PHP

PHP applications are supported through Apache and mod_php, and require very little configuration to deploy.

Deployment

You will need at least two files to deploy a PHP app on Stackato: index.php, and stackato.yml.

The stackato.yml must specify the php as the framework type:

framework:
        type: php

For full details on the stackato.yml and all possible options, see Configuration With stackato.yml.

Application URL

Some applications require the user to specify the APP_URL. Below is an example on how to obtain the correct urls:

$appinfo = getenv("VCAP_APPLICATION");
$appinfo_json = json_decode($appinfo,true);
$admin = $appinfo_json['uris'][0];

Worker Applications

Non-HTTP apps that run as a Stackato application under the control of the Health Manager.

To deploy worker applications, you need to use the command key and set the proceses: web key to Null ("~").

Example

name: php-app
framework: php
command: php worker.php
processes:
  web: ~

Database Services

DATABASE_URL
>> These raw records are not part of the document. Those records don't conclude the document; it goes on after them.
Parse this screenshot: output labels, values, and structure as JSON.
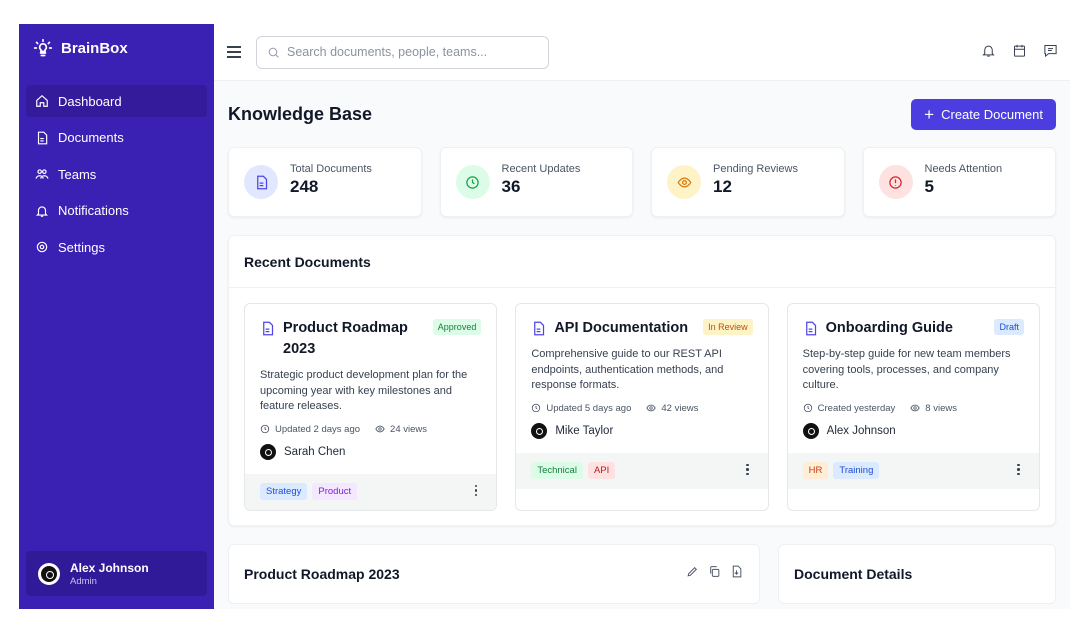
{
  "brand": {
    "name": "BrainBox",
    "icon": "lightbulb-icon"
  },
  "sidebar": {
    "items": [
      {
        "label": "Dashboard",
        "icon": "home-icon",
        "active": true
      },
      {
        "label": "Documents",
        "icon": "document-icon"
      },
      {
        "label": "Teams",
        "icon": "users-icon"
      },
      {
        "label": "Notifications",
        "icon": "bell-icon"
      },
      {
        "label": "Settings",
        "icon": "gear-icon"
      }
    ],
    "user": {
      "name": "Alex Johnson",
      "role": "Admin"
    }
  },
  "search": {
    "placeholder": "Search documents, people, teams..."
  },
  "header": {
    "icons": [
      "bell-icon",
      "calendar-icon",
      "message-icon"
    ]
  },
  "page": {
    "title": "Knowledge Base",
    "create_label": "Create Document"
  },
  "stats": [
    {
      "label": "Total Documents",
      "value": "248",
      "icon": "document-icon",
      "bg": "#e0e7ff",
      "fg": "#4f46e5"
    },
    {
      "label": "Recent Updates",
      "value": "36",
      "icon": "clock-icon",
      "bg": "#dcfce7",
      "fg": "#16a34a"
    },
    {
      "label": "Pending Reviews",
      "value": "12",
      "icon": "eye-icon",
      "bg": "#fef3c7",
      "fg": "#d97706"
    },
    {
      "label": "Needs Attention",
      "value": "5",
      "icon": "alert-icon",
      "bg": "#fee2e2",
      "fg": "#dc2626"
    }
  ],
  "recent": {
    "title": "Recent Documents",
    "cards": [
      {
        "title": "Product Roadmap 2023",
        "status": "Approved",
        "desc": "Strategic product development plan for the upcoming year with key milestones and feature releases.",
        "updated": "Updated 2 days ago",
        "views": "24 views",
        "author": "Sarah Chen",
        "tags": [
          "Strategy",
          "Product"
        ]
      },
      {
        "title": "API Documentation",
        "status": "In Review",
        "desc": "Comprehensive guide to our REST API endpoints, authentication methods, and response formats.",
        "updated": "Updated 5 days ago",
        "views": "42 views",
        "author": "Mike Taylor",
        "tags": [
          "Technical",
          "API"
        ]
      },
      {
        "title": "Onboarding Guide",
        "status": "Draft",
        "desc": "Step-by-step guide for new team members covering tools, processes, and company culture.",
        "updated": "Created yesterday",
        "views": "8 views",
        "author": "Alex Johnson",
        "tags": [
          "HR",
          "Training"
        ]
      }
    ]
  },
  "detail": {
    "title": "Product Roadmap 2023",
    "actions": [
      "edit-icon",
      "copy-icon",
      "download-icon"
    ]
  },
  "side_panel": {
    "title": "Document Details"
  },
  "colors": {
    "sidebar": "#3b20b4",
    "accent": "#4c3de0"
  }
}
Authentication details for your configured database services can be found in the $_SERVER variable, under DATABASE_URL. Here is an example of getting the correct credentials.

<?php
    $url_parts = parse_url($_SERVER['DATABASE_URL']);
    $db_name = substr( $url_parts['path'], 1 );
    $db_connection_string = $url_parts['host'] . ':' . $url_parts['port'];
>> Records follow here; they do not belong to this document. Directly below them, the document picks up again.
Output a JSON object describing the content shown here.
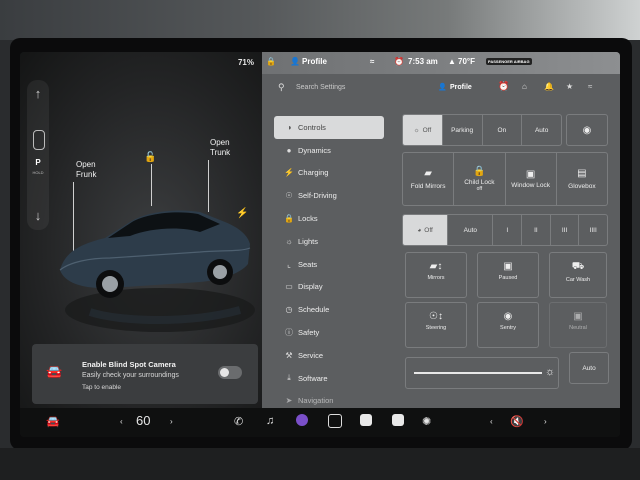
{
  "status": {
    "battery": "71%",
    "profile_top": "Profile",
    "time": "7:53 am",
    "temp": "70°F",
    "airbag": "PASSENGER AIRBAG"
  },
  "car": {
    "shifter": {
      "up_icon": "arrow-up-icon",
      "gear": "P",
      "hold": "HOLD",
      "down_icon": "arrow-down-icon"
    },
    "frunk_label": "Open\nFrunk",
    "trunk_label": "Open\nTrunk",
    "blind_spot": {
      "title": "Enable Blind Spot Camera",
      "subtitle": "Easily check your surroundings",
      "tap": "Tap to enable",
      "enabled": false
    }
  },
  "search": {
    "placeholder": "Search Settings",
    "profile": "Profile"
  },
  "menu": [
    {
      "label": "Controls",
      "icon": "toggle-icon",
      "active": true
    },
    {
      "label": "Dynamics",
      "icon": "car-icon"
    },
    {
      "label": "Charging",
      "icon": "bolt-icon"
    },
    {
      "label": "Self-Driving",
      "icon": "steering-wheel-icon"
    },
    {
      "label": "Locks",
      "icon": "lock-icon"
    },
    {
      "label": "Lights",
      "icon": "sun-icon"
    },
    {
      "label": "Seats",
      "icon": "seat-icon"
    },
    {
      "label": "Display",
      "icon": "display-icon"
    },
    {
      "label": "Schedule",
      "icon": "clock-icon"
    },
    {
      "label": "Safety",
      "icon": "info-icon"
    },
    {
      "label": "Service",
      "icon": "wrench-icon"
    },
    {
      "label": "Software",
      "icon": "download-icon"
    },
    {
      "label": "Navigation",
      "icon": "nav-icon"
    }
  ],
  "controls": {
    "lights": {
      "options": [
        "Off",
        "Parking",
        "On",
        "Auto"
      ],
      "selected": 0
    },
    "row2": [
      "Fold Mirrors",
      "Child Lock",
      "Window Lock",
      "Glovebox"
    ],
    "child_lock_sub": "off",
    "wipers": {
      "options": [
        "Off",
        "Auto",
        "I",
        "II",
        "III",
        "IIII"
      ],
      "selected": 0
    },
    "tiles": [
      {
        "label": "Mirrors",
        "icon": "mirror-adjust-icon"
      },
      {
        "label": "Paused",
        "icon": "dashcam-icon"
      },
      {
        "label": "Car Wash",
        "icon": "car-wash-icon"
      },
      {
        "label": "Steering",
        "icon": "steering-adjust-icon"
      },
      {
        "label": "Sentry",
        "icon": "sentry-icon"
      },
      {
        "label": "Neutral",
        "icon": "neutral-icon"
      }
    ],
    "brightness_auto": "Auto"
  },
  "dock": {
    "temp_value": "60"
  }
}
    // ** MySQL settings from resource descriptor ** //
    echo $db_name;
    echo $url_parts['user'];
    echo $url_parts['pass'];
    echo $url_parts['host'];
    echo $url_parts['port'];
?>

VCAP_SERVICES

<?php
    $services = getenv("VCAP_SERVICES");
    $services_json = json_decode($services,true);
    $mysql_config = $services_json["mysql"][0]["credentials"];

    // ** MySQL settings from resource descriptor ** //
    echo $mysql_config["name"];
    echo $mysql_config["user"];
    echo $mysql_config["password"];
    echo $mysql_config["hostname"];
    echo $mysql_config["port"];
    );
?>

PHP.ini

Additional PHP ini files will be loaded from the $STACKATO_APP_ROOT/apache/php/ directory. Refer to the example below for more information.

Document Root Access

If your document root (the location of the main index.php file) is the main application directory, the information stored in stackato.yml and manifest.yml is exposed to the browser. Note that manifest.yml is generated automatically, even when you don't use stackato.yml.

To prevent exposing this information, you can use an .htaccess file in the document root directory with the following rule:

<filesmatch "^(manifest|stackato)\.yml$">
  order allow,deny
  deny from all
</filesmatch>

Alternatively, move your application into a subdirectory (e.g. move index.php to www/index.php) and explicitly set your document-root in stackato.yml:

framework:
  document-root: www

Using the .htaccess file will generate an "HTTP 403 Forbidden" error if a user tries to access the denied files. Changing the document-root will generate an "HTTP 404 Not Found" error instead.

These techniques can be use to hide other files in your application source tree which you do not want exposed to end users.

SERVER_NAME & SERVER_PORT

Stackato serves web applications port 80 and/or 443 at the router, but within the application container Apache will be running on a different port. PHP will report this internal IP address and port in the SERVER_ADDR and SERVER_PORT Apache environment variables respectively.

If your application makes use of these variables, you may need to adjust them by using an .htaccess file to set one or more RewriteRule directives to correct the server name or port in URLs.

Persistent Sessions (PHP)

One of the issues with managing a PHP application running multiple instances is dealing with user sessions.

If your application uses a shared filesystem service, you can store user sessions there. The following stackato.yml snippet creates a persistent filesystem service, creates a directory for sessions, and writes a PHP config file to set the path to the session directory:

services:
  ${name}-fs: filesystem
hooks:
  post-staging:
  - mkdir -p "$STACKATO_FILESYSTEM"/sessions
  - echo "session.save_path = $STACKATO_FILESYSTEM/sessions" > "$STACKATO_APP_ROOT"/apache/php/sessions.ini

For better performance, use a Memcached service for session storage instead:

services:
  ${name}-cache: memcached
hooks:
  post-staging:
  - echo "session.save_handler = memcached" > "$STACKATO_APP_ROOT"/apache/php/sessions.ini
  - echo "session.save_path = $MEMCACHE_URL" >> "$STACKATO_APP_ROOT"/apache/php/sessions.ini